**ABOUT THIS TASK**. Answer with nothing except the number of lines in the listing that include the word "Аллерголог".

┌────────

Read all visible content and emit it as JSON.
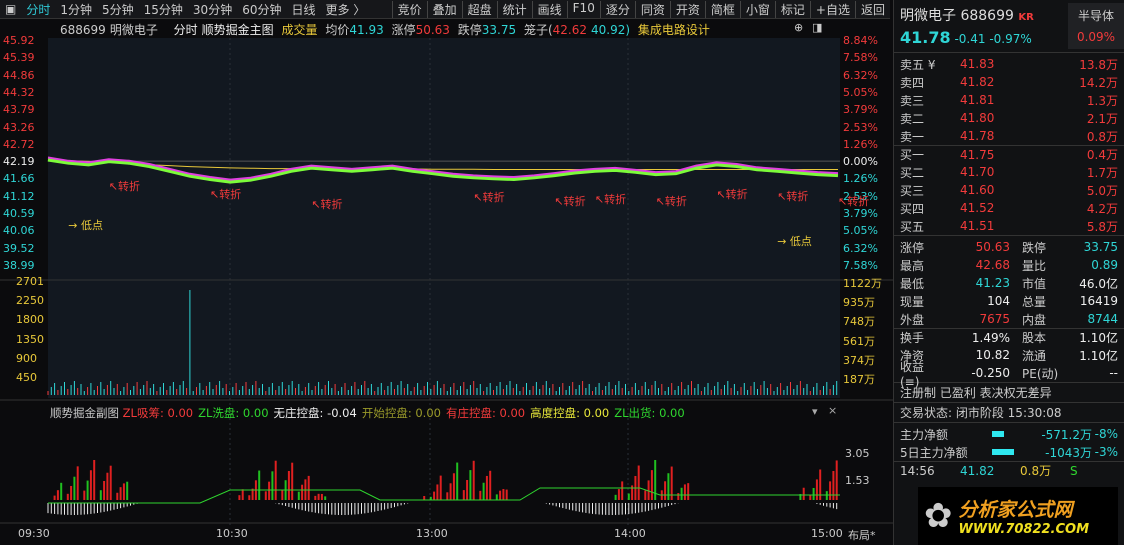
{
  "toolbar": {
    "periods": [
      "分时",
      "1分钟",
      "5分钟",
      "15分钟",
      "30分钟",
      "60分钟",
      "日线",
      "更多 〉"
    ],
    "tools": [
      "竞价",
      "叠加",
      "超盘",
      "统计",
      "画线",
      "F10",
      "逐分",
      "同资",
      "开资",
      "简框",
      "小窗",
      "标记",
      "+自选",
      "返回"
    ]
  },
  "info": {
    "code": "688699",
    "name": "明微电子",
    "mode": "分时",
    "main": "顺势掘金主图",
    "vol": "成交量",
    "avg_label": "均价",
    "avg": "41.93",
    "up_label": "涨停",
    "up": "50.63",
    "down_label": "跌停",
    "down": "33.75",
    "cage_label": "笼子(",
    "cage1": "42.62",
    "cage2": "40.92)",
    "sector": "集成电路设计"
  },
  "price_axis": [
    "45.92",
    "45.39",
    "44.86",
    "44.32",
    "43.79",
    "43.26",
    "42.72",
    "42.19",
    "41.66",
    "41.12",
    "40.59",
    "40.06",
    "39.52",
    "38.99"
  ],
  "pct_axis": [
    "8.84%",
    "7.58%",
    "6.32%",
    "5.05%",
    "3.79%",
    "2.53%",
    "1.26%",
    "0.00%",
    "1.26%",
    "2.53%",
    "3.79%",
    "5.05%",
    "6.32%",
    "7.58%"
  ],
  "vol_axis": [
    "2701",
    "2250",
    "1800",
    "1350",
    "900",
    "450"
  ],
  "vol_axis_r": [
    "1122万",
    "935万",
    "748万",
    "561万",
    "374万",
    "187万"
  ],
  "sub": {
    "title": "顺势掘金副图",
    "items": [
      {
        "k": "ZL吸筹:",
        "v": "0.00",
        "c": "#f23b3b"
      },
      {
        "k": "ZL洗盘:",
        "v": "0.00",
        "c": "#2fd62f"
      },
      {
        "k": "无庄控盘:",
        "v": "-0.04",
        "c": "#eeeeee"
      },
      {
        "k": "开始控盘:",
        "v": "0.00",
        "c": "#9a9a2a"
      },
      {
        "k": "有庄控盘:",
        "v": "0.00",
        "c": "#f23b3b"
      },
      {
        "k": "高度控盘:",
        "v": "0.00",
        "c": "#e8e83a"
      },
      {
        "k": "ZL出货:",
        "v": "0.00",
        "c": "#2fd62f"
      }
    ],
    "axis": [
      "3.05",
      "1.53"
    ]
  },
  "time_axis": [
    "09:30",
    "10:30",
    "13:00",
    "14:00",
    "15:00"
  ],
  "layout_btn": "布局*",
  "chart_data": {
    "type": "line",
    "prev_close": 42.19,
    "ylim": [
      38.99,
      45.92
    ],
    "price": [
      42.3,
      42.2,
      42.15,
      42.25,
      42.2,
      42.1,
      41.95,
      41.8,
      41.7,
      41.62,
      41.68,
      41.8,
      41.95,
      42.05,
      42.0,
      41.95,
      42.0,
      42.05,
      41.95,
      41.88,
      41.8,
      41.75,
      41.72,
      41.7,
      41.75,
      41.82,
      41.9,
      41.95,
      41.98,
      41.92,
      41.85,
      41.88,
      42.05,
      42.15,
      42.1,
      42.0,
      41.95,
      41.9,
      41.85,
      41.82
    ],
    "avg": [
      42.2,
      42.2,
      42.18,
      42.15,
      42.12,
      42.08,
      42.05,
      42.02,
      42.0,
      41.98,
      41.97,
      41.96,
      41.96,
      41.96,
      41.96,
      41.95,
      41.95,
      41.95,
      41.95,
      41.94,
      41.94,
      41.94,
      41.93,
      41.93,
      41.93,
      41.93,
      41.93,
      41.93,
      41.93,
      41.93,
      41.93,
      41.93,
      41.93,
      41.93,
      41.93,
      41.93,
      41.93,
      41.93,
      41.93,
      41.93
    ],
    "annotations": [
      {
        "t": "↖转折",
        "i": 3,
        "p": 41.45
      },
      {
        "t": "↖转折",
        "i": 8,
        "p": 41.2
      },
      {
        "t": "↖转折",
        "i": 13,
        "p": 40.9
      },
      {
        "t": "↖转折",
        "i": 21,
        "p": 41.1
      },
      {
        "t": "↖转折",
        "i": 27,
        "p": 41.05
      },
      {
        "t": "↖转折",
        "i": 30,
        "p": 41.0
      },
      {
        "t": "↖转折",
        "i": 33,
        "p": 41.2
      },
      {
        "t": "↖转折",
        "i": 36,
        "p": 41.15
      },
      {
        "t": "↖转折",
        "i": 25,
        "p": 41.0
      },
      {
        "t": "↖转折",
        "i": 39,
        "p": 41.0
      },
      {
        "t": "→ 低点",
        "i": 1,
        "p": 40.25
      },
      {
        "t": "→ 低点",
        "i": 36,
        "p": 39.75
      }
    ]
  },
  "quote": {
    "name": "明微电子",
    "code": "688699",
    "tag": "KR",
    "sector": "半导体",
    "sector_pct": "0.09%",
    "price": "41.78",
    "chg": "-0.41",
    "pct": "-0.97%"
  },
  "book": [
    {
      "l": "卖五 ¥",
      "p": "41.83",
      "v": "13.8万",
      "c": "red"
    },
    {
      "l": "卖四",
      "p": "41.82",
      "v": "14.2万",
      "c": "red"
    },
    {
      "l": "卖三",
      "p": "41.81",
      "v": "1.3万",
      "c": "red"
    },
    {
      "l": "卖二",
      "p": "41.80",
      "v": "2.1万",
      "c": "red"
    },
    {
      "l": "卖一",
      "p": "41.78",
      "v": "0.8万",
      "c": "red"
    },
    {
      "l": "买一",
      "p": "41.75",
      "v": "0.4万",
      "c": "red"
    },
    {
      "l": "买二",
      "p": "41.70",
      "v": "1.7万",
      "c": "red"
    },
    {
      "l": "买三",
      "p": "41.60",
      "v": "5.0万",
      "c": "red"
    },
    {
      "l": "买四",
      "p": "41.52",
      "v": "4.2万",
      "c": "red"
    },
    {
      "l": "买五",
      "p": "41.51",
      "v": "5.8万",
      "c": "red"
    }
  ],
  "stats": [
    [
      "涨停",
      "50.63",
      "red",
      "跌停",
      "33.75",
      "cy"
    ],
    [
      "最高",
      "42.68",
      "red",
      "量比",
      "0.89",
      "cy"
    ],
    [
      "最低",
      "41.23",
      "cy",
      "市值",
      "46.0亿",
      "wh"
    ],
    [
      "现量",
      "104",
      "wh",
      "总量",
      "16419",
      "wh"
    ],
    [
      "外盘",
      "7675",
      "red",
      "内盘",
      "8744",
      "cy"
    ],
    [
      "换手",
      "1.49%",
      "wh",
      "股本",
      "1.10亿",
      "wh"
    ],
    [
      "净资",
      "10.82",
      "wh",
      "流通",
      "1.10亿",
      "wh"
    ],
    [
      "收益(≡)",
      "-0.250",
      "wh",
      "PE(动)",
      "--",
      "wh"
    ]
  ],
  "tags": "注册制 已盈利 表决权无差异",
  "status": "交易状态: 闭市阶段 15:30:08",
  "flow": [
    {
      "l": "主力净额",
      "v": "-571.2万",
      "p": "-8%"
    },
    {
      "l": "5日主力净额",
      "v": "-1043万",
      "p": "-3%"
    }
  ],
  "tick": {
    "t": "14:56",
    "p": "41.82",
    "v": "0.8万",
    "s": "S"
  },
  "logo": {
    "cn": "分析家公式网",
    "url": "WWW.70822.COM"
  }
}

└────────
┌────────

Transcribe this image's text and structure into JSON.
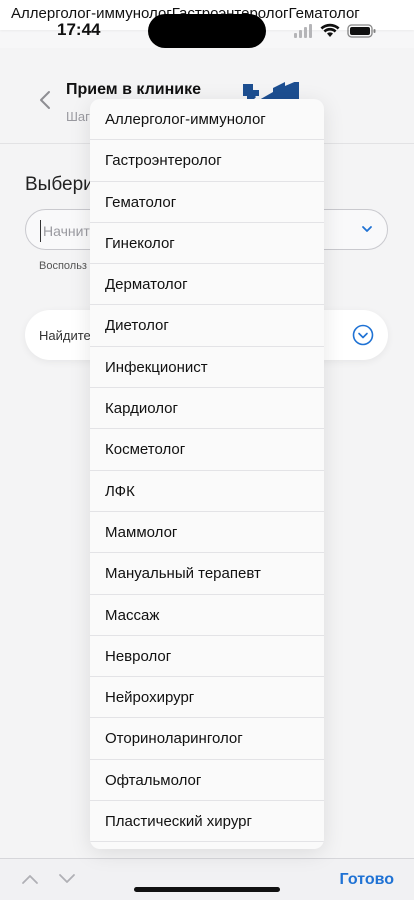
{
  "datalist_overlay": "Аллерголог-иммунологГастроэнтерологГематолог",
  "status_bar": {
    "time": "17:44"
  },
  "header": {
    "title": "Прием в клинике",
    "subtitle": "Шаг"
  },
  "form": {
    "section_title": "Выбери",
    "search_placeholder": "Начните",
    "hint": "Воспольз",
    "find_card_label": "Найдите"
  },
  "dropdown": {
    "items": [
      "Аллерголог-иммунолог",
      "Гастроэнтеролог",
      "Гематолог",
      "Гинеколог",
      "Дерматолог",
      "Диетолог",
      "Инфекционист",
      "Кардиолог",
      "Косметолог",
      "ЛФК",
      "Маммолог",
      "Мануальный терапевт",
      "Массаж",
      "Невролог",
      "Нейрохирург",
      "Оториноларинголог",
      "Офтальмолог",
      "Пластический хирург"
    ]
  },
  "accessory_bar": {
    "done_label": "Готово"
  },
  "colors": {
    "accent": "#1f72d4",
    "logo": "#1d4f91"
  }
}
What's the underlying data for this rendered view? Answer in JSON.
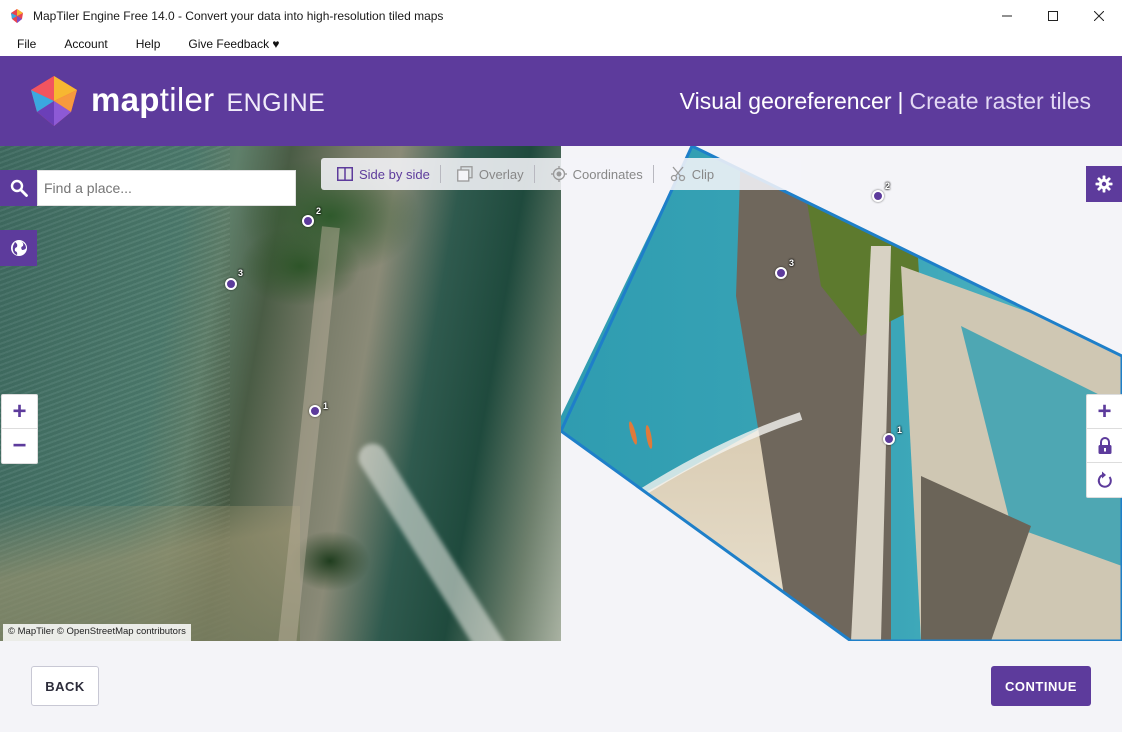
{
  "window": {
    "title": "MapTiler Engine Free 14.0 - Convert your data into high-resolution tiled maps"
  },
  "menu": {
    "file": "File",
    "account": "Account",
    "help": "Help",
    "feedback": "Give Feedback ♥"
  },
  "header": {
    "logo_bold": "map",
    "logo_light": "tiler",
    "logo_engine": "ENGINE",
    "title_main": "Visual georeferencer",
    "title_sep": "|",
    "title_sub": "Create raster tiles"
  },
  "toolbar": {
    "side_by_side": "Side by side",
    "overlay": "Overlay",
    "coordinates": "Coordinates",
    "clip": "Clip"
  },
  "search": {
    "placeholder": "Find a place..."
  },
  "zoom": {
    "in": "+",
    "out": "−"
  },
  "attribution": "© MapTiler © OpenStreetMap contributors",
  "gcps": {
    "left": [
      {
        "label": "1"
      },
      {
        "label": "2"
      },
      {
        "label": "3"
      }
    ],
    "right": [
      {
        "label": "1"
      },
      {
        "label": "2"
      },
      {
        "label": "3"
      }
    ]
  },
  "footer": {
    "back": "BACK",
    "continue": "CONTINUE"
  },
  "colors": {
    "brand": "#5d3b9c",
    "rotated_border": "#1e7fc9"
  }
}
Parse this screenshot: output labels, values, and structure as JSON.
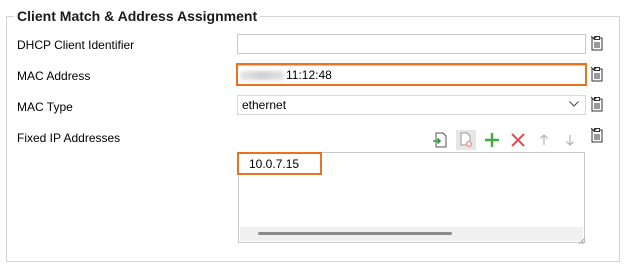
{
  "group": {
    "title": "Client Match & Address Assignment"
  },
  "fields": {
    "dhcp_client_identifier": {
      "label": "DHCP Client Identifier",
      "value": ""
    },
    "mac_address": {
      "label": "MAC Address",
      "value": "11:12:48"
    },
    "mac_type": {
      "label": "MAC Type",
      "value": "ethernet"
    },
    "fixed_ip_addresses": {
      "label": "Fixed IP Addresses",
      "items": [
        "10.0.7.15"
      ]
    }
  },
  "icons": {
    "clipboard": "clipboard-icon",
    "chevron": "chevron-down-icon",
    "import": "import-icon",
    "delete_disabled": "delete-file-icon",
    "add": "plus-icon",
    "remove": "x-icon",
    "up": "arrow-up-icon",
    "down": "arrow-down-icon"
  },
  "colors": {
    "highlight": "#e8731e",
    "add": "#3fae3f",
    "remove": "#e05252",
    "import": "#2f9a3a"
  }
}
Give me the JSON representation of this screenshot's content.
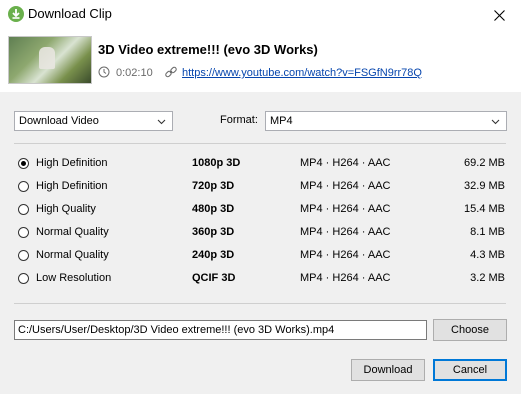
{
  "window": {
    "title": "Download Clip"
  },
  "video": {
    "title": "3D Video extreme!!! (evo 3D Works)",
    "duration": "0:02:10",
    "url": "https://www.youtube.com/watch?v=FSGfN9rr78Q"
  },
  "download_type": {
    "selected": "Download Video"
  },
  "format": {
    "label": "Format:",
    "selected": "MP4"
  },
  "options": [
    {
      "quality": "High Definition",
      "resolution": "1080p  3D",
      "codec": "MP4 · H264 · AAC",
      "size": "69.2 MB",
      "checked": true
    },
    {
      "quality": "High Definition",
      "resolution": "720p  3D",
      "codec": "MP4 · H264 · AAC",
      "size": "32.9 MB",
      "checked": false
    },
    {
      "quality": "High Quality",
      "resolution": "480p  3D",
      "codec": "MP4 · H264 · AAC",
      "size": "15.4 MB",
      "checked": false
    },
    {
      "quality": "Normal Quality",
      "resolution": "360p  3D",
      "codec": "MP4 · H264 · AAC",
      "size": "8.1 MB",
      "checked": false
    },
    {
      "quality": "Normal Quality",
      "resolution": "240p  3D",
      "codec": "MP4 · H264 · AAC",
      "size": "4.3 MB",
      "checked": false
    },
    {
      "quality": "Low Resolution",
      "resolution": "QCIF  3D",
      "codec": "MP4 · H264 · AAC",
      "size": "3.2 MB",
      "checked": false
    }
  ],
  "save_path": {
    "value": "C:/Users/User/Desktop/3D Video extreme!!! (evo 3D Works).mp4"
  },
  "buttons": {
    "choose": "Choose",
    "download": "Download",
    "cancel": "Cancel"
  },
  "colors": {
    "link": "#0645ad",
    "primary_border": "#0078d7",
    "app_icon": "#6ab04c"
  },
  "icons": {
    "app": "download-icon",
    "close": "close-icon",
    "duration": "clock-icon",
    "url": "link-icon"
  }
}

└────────
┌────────

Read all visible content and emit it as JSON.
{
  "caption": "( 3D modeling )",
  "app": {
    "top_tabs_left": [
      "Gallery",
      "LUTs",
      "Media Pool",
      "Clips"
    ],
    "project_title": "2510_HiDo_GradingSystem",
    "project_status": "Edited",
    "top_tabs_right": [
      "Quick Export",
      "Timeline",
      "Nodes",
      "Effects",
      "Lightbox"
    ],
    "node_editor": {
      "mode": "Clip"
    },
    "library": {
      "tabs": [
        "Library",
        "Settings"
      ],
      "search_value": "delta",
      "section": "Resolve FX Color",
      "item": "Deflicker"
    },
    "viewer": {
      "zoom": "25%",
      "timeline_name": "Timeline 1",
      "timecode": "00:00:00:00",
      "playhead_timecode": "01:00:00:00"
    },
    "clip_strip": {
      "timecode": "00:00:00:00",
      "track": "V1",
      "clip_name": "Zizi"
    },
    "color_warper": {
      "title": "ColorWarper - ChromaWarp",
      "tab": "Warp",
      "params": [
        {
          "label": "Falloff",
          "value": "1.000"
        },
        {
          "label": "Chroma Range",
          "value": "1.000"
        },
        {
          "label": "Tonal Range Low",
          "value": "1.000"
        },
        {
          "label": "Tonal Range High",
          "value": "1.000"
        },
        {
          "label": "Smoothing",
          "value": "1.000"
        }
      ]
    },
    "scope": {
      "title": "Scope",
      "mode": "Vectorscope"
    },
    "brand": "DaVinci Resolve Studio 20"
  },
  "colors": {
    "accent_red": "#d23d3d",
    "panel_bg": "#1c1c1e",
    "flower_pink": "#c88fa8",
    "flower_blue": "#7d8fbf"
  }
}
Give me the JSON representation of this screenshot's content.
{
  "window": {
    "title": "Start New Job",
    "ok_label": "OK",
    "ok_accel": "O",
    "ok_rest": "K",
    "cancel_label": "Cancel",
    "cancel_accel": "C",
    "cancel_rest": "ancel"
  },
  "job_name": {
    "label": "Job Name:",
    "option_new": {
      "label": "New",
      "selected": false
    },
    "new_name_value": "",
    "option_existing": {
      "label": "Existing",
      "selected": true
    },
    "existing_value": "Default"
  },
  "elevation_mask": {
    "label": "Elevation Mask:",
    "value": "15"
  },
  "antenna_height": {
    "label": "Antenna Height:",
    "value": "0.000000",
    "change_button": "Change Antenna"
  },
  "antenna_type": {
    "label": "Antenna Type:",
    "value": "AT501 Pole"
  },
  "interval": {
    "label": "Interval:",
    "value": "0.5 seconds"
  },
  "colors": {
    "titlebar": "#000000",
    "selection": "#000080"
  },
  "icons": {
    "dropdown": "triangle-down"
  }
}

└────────

**SOLUTION TO THIS EXERCISE**. 2